At 2.45pm the front attack was made. At first there was little resistance but when the 1st line had reached a point about 100 yards from the ‘Intermediate Line’ they came under machine gun fire and a heavy barrage of shell was put up by the enemy. The remainder of our men dug in about 150 yards from the enemy’s line but at about 4.00pm they were shelled out of their position and were forced to retire to the original front line. The Battalion suffered heavy losses: three officers killed, four officers wounded, and 160 other ranks killed.
From 20 to 26 August, the battalion remained in the Northern edge of Mametz Wood. There are no records in the diaries of any casualties during this period before 24 August when William died of his wounds.
News reaches Datchet
On 23 September 1916, The Windsor Express reported that William had been killed in action. (His medal records indicate he died from his wounds.) The following month, Datchet Parish Magazine reported, left,: “Among those who have lately laid down their lives for King and Country we have to mention Private Wilkins, Victoria Place, Horton Road. Much sympathy is felt for his young widow who has two tiny boys and for his mother, this being her third son killed.”
(William’s brother Alfred had joined the Navy and died at Gallipoli in May 1915. Brother Frederick had joined the 1st Battalion of the Royal Berkshires; he died in France and Flanders from his wounds in September 1915. Another brother, John, also joined up in 1914, age 35. He was discharged after 14 days under paragraph 392 (iii) of the King’s Regulations which indicated he was passed fit by the medical officer but later rejected by a recruiting officer.)

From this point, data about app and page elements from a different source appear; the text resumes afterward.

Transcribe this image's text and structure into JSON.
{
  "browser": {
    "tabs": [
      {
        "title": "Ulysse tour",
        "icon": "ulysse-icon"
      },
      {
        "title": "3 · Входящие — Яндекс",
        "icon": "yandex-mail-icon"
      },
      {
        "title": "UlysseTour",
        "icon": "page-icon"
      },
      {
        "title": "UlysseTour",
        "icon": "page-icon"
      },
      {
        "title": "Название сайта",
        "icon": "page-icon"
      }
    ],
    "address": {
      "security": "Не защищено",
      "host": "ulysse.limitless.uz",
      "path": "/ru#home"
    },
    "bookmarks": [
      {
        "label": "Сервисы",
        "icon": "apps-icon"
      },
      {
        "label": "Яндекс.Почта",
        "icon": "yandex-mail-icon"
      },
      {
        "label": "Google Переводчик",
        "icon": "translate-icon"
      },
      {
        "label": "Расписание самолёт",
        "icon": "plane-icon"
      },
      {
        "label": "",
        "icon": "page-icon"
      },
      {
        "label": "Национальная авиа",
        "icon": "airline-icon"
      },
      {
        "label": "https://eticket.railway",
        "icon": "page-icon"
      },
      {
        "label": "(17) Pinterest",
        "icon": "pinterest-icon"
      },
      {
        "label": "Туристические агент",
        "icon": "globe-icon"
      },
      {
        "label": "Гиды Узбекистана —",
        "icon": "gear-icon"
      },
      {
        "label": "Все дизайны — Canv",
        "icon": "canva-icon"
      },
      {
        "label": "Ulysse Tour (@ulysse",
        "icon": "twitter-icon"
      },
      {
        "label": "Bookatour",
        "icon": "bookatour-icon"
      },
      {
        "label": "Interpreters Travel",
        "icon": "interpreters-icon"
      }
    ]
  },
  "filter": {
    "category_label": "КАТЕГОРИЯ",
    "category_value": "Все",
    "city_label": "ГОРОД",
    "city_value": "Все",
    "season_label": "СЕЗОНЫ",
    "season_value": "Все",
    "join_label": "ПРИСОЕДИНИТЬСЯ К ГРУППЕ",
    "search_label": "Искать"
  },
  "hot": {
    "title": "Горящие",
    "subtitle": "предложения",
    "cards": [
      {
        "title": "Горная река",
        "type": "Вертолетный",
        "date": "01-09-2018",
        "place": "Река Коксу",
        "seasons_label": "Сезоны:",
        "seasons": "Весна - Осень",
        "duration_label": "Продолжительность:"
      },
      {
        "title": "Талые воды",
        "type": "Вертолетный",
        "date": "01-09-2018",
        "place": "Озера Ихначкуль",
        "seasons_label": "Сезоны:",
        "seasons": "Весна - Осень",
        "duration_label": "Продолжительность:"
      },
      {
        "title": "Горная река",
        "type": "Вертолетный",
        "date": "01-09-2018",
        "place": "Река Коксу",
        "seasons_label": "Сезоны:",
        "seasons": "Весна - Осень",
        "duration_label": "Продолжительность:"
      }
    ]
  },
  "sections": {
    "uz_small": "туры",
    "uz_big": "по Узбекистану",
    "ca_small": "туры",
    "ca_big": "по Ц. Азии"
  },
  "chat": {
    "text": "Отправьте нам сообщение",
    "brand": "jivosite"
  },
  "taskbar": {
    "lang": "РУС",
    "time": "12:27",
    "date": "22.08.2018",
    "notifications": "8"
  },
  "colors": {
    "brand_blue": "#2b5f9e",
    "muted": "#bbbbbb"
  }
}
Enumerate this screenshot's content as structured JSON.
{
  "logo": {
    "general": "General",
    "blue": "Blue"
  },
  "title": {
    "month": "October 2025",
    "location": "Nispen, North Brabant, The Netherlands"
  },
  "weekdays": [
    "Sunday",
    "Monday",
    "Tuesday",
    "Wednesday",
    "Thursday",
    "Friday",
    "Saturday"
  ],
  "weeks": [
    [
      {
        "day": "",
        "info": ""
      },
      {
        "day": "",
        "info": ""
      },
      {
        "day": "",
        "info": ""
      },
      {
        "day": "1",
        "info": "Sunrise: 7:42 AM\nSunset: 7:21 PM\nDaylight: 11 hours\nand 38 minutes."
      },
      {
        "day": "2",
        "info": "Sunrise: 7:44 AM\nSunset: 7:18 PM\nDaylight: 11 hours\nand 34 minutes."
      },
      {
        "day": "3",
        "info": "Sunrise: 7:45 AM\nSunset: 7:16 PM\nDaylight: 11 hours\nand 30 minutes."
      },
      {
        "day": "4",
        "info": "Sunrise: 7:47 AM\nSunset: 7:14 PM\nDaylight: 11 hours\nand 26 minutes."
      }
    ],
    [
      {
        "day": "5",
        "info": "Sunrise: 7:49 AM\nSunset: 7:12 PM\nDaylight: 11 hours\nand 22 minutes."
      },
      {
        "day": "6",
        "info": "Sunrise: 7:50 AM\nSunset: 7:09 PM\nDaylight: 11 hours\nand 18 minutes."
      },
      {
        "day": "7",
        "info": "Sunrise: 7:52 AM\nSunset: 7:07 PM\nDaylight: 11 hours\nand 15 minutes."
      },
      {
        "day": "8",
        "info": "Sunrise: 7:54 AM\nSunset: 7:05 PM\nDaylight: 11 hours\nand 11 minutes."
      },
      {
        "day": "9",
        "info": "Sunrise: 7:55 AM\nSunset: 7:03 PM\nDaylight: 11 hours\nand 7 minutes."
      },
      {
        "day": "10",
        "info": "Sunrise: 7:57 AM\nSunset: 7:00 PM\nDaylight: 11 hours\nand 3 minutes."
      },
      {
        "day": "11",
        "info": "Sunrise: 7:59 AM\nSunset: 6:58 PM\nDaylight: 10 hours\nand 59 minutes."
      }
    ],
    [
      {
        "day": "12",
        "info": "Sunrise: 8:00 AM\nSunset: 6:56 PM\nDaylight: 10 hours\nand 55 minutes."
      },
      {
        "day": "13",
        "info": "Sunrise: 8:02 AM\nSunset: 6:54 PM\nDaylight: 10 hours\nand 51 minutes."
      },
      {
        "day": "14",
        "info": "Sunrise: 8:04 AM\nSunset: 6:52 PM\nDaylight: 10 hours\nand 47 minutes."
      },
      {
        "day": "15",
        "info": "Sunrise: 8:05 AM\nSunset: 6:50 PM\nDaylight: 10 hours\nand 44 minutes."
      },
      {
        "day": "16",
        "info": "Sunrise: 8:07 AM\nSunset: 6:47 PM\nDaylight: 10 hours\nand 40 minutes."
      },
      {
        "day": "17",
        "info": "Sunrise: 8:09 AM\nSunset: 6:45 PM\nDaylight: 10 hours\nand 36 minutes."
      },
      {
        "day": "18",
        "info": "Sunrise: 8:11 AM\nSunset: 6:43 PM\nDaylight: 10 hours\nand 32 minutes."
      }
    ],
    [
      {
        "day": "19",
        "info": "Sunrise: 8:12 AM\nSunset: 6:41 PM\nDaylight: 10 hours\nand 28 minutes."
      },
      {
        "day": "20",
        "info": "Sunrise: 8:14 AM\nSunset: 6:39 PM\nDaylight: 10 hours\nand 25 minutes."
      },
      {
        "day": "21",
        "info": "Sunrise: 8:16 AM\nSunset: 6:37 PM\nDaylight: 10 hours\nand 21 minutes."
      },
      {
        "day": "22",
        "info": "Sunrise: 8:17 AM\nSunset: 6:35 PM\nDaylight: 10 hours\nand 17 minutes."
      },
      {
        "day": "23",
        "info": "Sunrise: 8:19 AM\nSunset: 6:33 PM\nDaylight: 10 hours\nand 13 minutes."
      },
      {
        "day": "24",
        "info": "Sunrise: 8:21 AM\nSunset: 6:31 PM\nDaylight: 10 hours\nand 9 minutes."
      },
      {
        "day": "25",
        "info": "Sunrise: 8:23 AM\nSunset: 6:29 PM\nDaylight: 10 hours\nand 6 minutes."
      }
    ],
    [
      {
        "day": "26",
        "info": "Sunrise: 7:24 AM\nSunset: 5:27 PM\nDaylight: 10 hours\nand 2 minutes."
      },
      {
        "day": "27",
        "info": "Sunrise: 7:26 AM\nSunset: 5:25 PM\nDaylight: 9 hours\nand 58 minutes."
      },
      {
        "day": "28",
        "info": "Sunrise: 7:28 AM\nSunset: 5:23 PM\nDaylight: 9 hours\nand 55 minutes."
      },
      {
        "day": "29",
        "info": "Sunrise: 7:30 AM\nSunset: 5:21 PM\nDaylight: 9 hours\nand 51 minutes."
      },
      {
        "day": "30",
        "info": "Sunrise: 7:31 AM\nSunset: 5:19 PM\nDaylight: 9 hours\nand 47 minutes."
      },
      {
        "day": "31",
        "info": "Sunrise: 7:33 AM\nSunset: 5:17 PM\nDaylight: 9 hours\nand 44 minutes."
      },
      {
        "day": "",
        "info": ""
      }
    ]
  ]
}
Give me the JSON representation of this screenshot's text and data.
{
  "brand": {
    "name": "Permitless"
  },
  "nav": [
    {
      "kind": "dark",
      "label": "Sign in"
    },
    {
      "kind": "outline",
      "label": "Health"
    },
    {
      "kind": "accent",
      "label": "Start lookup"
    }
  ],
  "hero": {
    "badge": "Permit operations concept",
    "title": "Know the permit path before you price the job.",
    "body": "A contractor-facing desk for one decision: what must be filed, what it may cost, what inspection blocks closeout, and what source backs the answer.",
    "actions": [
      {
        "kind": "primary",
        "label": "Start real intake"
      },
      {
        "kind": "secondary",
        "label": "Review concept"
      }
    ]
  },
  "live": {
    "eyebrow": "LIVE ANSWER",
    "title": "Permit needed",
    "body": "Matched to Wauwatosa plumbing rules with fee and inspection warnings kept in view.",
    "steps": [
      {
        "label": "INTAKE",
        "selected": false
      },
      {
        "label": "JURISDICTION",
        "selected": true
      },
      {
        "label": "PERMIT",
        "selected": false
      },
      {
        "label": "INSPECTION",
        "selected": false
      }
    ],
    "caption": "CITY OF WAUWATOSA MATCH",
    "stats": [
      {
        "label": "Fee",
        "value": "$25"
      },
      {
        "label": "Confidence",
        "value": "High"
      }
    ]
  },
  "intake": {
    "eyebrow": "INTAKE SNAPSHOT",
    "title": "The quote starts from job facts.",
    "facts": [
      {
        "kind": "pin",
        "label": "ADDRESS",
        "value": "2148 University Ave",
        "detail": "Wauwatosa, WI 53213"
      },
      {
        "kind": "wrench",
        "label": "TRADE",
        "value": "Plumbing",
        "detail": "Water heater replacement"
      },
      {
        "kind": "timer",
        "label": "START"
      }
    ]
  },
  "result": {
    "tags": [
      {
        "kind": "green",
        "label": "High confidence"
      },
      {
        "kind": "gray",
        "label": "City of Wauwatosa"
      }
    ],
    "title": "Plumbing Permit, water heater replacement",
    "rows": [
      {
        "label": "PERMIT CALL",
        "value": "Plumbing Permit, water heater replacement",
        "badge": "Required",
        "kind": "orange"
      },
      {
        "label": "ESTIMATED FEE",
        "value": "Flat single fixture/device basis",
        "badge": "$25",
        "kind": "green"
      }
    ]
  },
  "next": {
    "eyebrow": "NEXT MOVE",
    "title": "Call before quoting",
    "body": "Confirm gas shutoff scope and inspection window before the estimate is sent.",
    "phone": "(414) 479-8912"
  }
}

Burial at Mametz
William was buried at Flatiron Copse Cemetery, Mametz, Somme, ID 45. Flatiron Copse was the name given by the army to a small plantation just to the east of Mametz Wood. The ground was taken by the 3rd and 7th Divisions on 14 July 1916 and an advanced dressing station was established at the copse. (This may have been where William was taken when he was wounded.) The cemetery was begun later that month and it remained in use until April 1917. After the Armistice, more than 1,100 graves were brought in from the neighbouring battlefields and from smaller cemeteries nearby. There are now 1,572 Commonwealth servicemen of the First World War buried or commemorated in this cemetery.
William’s grave registration documents show that no age was put on his headstone and his family did not add an epitaph, possibly because they could not afford to.
After the war
The Soldiers’ Effects document in William’s military records shows that his widow Ellen later became Ellen Harberd. She married Sidney Harberd in Windsor in June 1919 when her boys would have been about six and four. Sidney was a groom and domestic gardener from Clewer. They had at least four more children together.
William was awarded the British War and Victory medals and the 1914-15 Star. He is remembered in Datchet and also in Slough, on the war memorials at St Mary’s and St Paul’s.